Call it a numbers game with a big payout.

The Canadian government will hold its second annual hackathon challenge next month, with $40,000 in prize money available for the Canadian programmers who develop the most innovative applications for publicly available government data.

The Canadian Open Data Experience (CODE) event is a two-day hackathon that challenges programmers to use open data to produce something new and helpful to the public. Sponsored by the federal government and run by software developer XMG Studios, CODE 2015 is a 48-hour theme-based challenge that will launch across the country on Feb. 20.

The hackathon is predicated on Canada's open data practices, which involve all levels of government making their accumulated statistical data available to the public in raw form. That includes information like weather records, immigration patterns, job trends and income rates by neighbourhood.

XMG Studios founder Ray Sharma describes the event as a 48-hour "pressure cooker" for innovation. "When we're put into tight situations, the creative element of our persona can express itself," Sharma told in a phone interview.

Sharma partnered with the Canadian government to launch CODE last year after running a series of college and university hackathons through XMG Studios. He says the 48-hour challenge format is a holdover from those hackathons he used to run through XMG.

"It's all about innovation and productivity," Sharma said. "People say they learned more that weekend than they did all year at school."

Last year's CODE hackathon proved to be wildly popular, with more than 900 contestants competing to develop apps based on Canadian immigration data. The winning team produced an app called 'new Roots' that helps immigrants find the best places in Canada for them to live. The 'newRoots' app mixes Canadian immigration data with a number of other data sets, including income and job patterns, to help pinpoint ideal landing spots for immigrants.

Sharma says one of the two 'newRoots' co-founders landed a job thanks to CODE, while the other continues to develop the concept into a more powerful application.

And that, Sharma says, is the core of CODE. "You're not trying to get a finished product," Sharma said. "You're trying to get the nugget, the hook, the core of a potential project."

This year's theme won't be announced until the start of the competition, but Sharma says there's plenty of innovation to be made no matter the core data set.

"Every department has its own interesting window of opportunity," he said. He added that the goal this year is to help programmers find investors and launch their ideas into tech companies of their own.
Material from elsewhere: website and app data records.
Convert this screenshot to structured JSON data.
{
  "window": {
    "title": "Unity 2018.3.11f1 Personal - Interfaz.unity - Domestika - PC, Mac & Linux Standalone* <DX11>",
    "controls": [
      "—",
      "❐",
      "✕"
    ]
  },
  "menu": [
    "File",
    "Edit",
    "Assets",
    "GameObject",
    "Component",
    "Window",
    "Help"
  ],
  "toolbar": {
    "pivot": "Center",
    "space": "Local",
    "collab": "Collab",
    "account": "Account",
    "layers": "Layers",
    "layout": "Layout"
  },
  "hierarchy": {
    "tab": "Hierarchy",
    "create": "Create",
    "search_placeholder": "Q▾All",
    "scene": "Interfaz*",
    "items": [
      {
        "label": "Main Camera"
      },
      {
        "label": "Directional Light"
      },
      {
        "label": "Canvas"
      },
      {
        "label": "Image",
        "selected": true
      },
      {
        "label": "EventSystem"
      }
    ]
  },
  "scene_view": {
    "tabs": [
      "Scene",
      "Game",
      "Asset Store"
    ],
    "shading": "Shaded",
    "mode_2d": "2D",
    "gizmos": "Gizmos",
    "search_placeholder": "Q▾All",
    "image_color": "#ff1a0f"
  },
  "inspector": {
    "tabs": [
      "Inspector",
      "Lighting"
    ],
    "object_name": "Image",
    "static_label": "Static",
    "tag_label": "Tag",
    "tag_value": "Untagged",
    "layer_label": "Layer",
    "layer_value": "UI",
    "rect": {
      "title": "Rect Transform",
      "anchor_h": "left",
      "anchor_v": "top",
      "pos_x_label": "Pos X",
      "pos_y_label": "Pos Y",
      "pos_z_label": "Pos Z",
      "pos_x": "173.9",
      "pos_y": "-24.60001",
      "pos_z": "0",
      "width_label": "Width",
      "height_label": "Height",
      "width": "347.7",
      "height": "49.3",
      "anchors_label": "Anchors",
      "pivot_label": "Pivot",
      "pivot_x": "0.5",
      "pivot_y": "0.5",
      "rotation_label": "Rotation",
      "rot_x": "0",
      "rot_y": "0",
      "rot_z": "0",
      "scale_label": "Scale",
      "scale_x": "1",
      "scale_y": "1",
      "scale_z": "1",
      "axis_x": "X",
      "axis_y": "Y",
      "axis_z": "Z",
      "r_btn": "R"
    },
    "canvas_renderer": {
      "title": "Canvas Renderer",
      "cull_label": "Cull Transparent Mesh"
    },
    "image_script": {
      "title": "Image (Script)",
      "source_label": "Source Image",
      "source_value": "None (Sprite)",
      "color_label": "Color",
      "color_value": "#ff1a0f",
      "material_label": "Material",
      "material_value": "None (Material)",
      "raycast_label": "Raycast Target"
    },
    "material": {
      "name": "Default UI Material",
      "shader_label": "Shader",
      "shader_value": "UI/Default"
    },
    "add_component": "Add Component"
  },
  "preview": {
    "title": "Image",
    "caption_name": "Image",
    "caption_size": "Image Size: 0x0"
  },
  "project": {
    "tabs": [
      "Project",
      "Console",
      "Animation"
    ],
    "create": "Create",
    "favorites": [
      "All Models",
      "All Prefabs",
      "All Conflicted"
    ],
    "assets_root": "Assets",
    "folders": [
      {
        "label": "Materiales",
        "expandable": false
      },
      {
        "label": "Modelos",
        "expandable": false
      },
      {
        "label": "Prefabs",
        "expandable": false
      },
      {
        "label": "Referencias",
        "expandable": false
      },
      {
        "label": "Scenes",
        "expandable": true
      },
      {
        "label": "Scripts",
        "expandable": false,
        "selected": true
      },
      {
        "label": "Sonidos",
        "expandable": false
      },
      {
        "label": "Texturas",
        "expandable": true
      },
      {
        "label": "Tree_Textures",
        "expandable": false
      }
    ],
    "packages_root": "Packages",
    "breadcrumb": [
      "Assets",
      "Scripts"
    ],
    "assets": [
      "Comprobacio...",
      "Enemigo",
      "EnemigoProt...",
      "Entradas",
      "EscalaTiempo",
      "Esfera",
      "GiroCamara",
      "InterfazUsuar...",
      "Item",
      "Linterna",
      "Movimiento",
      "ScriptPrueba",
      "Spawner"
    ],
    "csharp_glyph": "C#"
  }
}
CODE 2015 will have "hub" contest points in Montreal, Vancouver and Toronto, but the contest is open to anyone who wishes to participate – even if they want to work from home. CODE will also help individual entrants find partners through a matchmaking system.

The top 15 teams in the contest will be announced on March 6. Winners will be announced March 26. The top team will receive $15,000, with $25,000 more in winnings available for runners-up and the fan favourite app.
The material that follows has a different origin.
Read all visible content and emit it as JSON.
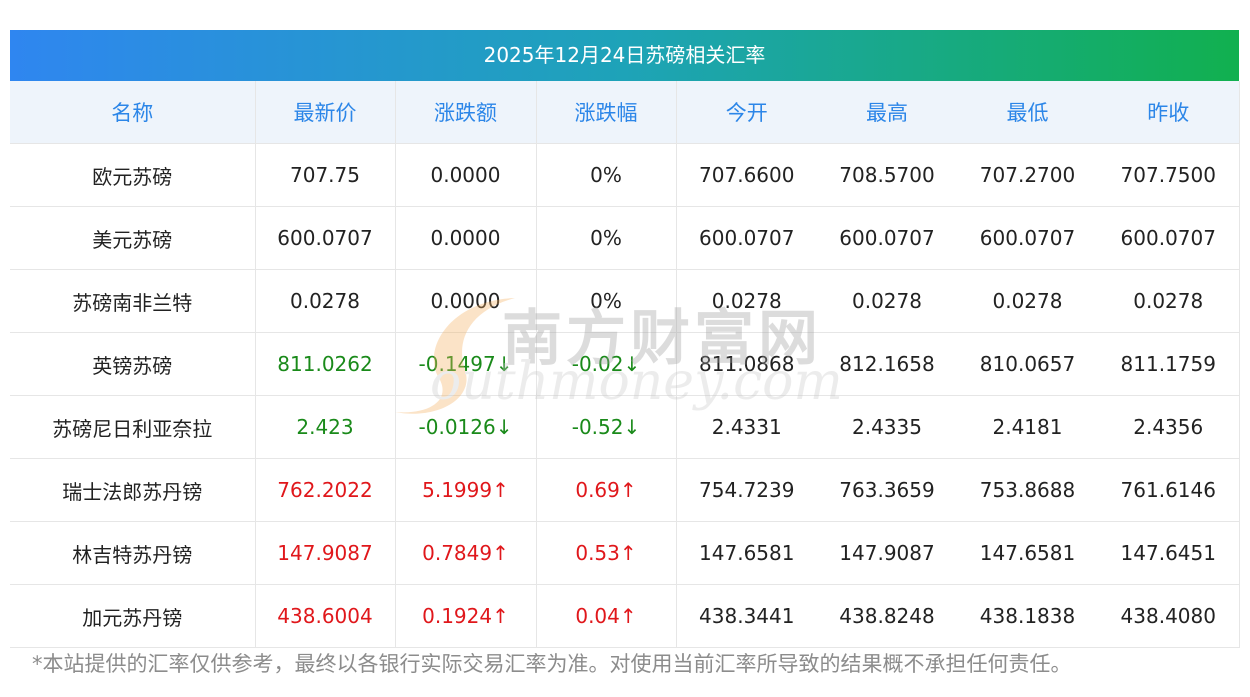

A public asset

Sharma calls open data a "public asset," and he's worked with federal and provincial governments to encourage them to release as much information as possible. He considers Canada one of the world leaders in open data innovation, but he says Canada could still learn a thing or two from other countries.

Sharma says NASA is one of the most effective government agencies in the world at using open data. NASA posts its spacecraft and Mars rover specifications online with the hope that someone can help solve some of the challenges it faces.

"They take the data, they put it online, and they say: 'If anyone can solve this problem, they get $10 million,'" Sharma said. "Maybe some kid will figure it out in some foreign, weird place that we've never heard of."

The U.S. government has set up its own open data challenge site to encourage that kind of crowdsourcing innovation.

The Canadian government launched the current version of its open data website in 2013 as part of the Open Government 2.0 initiative. The move was generally well-received, but critics say Canada's open data policies still are not as open as they should be. That's due in part to the Conservatives' move to scrap the long-form census, which used to collect a wealth of information.

Various provincial and municipal governments also host open data sites, but they don't all offer the same data sets.

The federal government says it has released approximately 210,000 sets of data from over 40 different departments to date.